  • Vince Ellis of the Detroit Free Press: Pistons fans have spoken -- the reaction is basically muted to the trade of Ben Gordon and a first-round pick to the Bobcats for Corey Maggette. They are happy to be rid of the remaining $25 million owed over the next two seasons to the underperforming Gordon, who never came close to the five-year, $55-million deal he signed in 2009 as a free agent from Chicago. They realize when Maggette's $10.9 million comes off the books after this season, the Pistons will be able to afford a contract extension for Greg Monroe and retain financial flexibility that could be advantageous under the new collective bargaining agreement. But losing that first pick is irritating. With a team that has missed the playoffs for three consecutive seasons, giving away a potential young piece is bothersome. However, the Pistons potentially could get that pick back since they acquired Maggette's expiring contract. Expiring deals are easily moved, and the Pistons could flip Maggette's contract for a first-round pick before next season's trade deadline. So it might become a moot point.

  • John N. Mitchell of The Philadelphia Inquirer: Asked this week whether the 76ers were trying to move up in Thursday night's NBA draft, Sixers president Rod Thorn said that while he has spent a lot of time on the phone, he doesn't expect to make such a move. Forward Andre Iguodala, as usual, has been mentioned more than any other Sixer as the player who might be moved. With three picks in the first 35, including the seventh overall, Golden State still is believed to be interested in a starting small forward. Iguodala's name came up in connection with the Warriors shortly after the Sixers were knocked out of the playoffs, but little has been said about that recently.
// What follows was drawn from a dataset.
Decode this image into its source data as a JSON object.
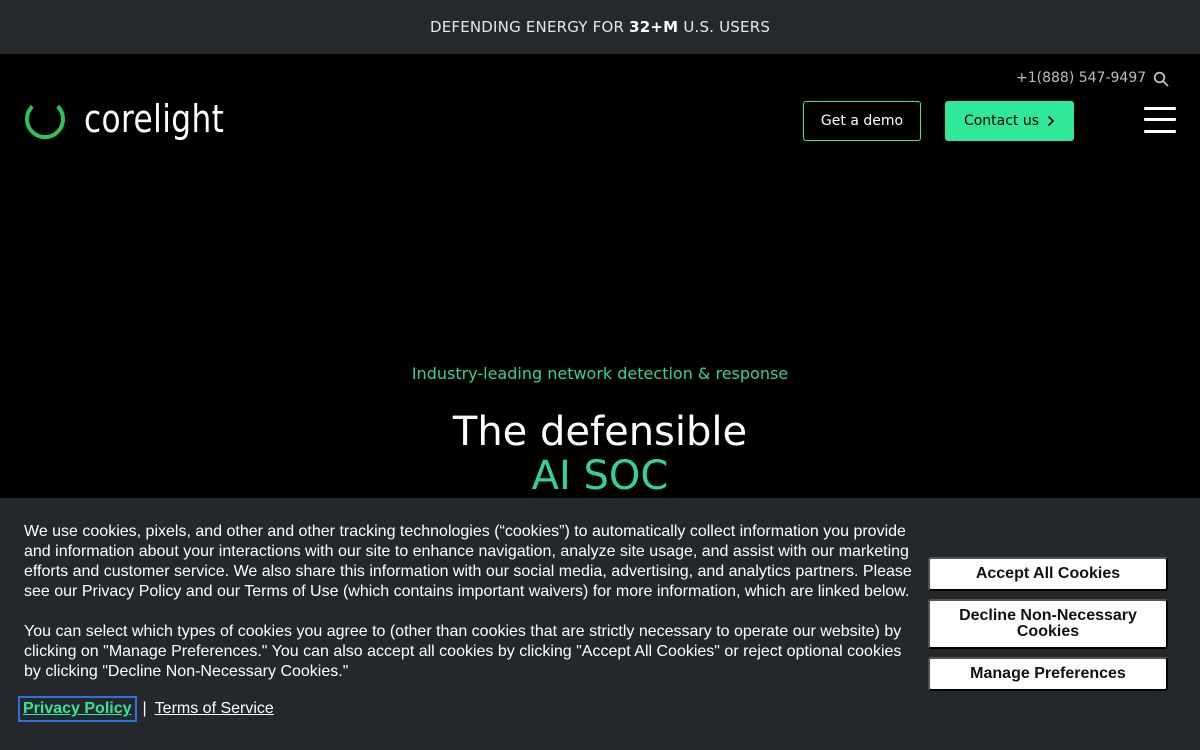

  • Dwain Price of the Fort Worth Star-Telegram: The Dallas Mavericks might use the NBA's one-time amnesty clause before free agency opens Sunday. General manager Donnie Nelson wouldn't say if center Brendan Haywood would be the target, as some media outlets have reported. Haywood is owed $8.35 million next season, $9.07 million during the 2013-14 season and $9.79 million for 2014-15. The Mavs also own a team option to pay Haywood $10.52 million for 2015-16. That's a huge contract the Mavericks could remove from their books via the amnesty clause for a player who averaged only 5.2 points and 6.0 rebounds per game this past season. It also could help them clear more salary cap space. "You guys got the roster ... You can do the math," Nelson said when asked about Haywood. "[But] that's not the only route to clear space."

  • David Barron of the Houston Chronicle: Former Rockets star and 1992 Olympic Dream Team member Clyde Drexler said Wednesday he did not make comments about Magic Johnson that were attributed to him in a book scheduled for publication next week. The book “Dream Team,” written by former Sports Illustrated writer Jack McCallum, includes a section that was published on Deadspin.com concerning attitudes toward Johnson, who has returned to basketball in the wake of his 1991 diagnosis with the HIV virus. Deadspin’s headline was “Everybody On The Dream Team Felt Sorry For Magic Because They Were Waiting For Him To Die.” The book excerpt quoted Drexler as saying that Johnson “couldn’t play much by that time” and that teammates felt sorry for him. “Everybody kept waiting for Magic to die. Every time he’d run up the court everybody would feel sorry for the guy, and he’d get all that benefit of the doubt,” the book quoted Drexler as saying. Drexler, however, said he denies making those statements to McCallum and has informed McCallum and Johnson that he was quoted inaccurately.